Your assignment. When the string "icon" occurs in a line of the listing below, return that line.

Top of The records

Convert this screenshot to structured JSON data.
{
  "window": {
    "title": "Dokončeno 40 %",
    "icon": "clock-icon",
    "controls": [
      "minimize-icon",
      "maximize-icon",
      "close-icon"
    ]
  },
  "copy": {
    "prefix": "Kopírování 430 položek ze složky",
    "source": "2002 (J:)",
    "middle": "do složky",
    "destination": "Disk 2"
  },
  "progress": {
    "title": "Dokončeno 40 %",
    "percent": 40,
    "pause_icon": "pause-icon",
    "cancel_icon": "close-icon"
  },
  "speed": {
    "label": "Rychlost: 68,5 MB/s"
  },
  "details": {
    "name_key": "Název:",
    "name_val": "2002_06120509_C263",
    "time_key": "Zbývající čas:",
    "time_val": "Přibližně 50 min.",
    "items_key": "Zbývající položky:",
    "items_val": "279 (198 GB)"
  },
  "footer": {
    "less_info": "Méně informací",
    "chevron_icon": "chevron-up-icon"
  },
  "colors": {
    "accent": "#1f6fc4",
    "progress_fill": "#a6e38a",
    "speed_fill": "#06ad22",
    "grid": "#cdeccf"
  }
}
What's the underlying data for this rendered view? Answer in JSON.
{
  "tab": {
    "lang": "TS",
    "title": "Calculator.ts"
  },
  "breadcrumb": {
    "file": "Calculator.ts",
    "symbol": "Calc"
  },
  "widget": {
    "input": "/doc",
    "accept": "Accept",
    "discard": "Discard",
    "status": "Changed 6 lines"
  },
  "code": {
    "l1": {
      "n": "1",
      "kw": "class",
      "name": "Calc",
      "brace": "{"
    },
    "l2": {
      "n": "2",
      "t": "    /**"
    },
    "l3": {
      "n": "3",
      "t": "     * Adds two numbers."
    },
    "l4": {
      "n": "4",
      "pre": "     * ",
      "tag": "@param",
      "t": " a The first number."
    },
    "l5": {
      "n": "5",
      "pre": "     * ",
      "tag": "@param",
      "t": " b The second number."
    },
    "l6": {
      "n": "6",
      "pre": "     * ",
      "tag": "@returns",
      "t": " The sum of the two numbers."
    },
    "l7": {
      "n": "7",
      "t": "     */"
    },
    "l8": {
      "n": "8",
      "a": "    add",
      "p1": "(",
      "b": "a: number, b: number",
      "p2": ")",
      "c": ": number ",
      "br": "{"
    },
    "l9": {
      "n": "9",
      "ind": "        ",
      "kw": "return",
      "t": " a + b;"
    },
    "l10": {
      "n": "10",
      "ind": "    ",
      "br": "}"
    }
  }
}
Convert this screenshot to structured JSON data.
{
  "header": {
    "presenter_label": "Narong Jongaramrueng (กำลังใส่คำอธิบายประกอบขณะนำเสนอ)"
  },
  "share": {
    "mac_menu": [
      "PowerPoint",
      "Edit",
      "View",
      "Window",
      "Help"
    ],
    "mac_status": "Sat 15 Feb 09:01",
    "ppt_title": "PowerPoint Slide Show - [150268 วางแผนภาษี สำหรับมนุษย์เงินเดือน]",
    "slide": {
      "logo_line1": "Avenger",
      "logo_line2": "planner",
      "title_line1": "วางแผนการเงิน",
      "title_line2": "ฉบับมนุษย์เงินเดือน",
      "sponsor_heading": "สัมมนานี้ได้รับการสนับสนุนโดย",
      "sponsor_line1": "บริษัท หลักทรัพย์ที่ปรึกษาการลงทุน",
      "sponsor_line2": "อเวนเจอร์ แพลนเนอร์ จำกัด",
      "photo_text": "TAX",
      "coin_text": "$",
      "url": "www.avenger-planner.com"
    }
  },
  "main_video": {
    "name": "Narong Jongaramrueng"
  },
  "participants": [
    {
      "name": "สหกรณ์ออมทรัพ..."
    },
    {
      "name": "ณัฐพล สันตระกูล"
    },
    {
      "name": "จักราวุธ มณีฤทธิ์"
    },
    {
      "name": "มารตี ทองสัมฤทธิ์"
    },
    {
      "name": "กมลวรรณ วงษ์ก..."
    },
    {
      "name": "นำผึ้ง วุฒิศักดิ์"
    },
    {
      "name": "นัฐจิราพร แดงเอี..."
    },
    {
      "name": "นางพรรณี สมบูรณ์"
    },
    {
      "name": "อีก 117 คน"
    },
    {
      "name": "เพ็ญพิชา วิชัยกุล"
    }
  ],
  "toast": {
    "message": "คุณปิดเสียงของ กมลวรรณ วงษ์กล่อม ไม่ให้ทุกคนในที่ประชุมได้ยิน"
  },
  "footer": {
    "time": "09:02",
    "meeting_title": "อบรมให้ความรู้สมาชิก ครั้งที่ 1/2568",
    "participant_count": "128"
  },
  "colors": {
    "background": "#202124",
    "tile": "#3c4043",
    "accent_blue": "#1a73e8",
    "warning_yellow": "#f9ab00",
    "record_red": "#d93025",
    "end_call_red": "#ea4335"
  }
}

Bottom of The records

Output of the task.
    "icon": "clock-icon",
      "minimize-icon",
      "maximize-icon",
      "close-icon"
    "pause_icon": "pause-icon",
    "cancel_icon": "close-icon"
    "chevron_icon": "chevron-up-icon"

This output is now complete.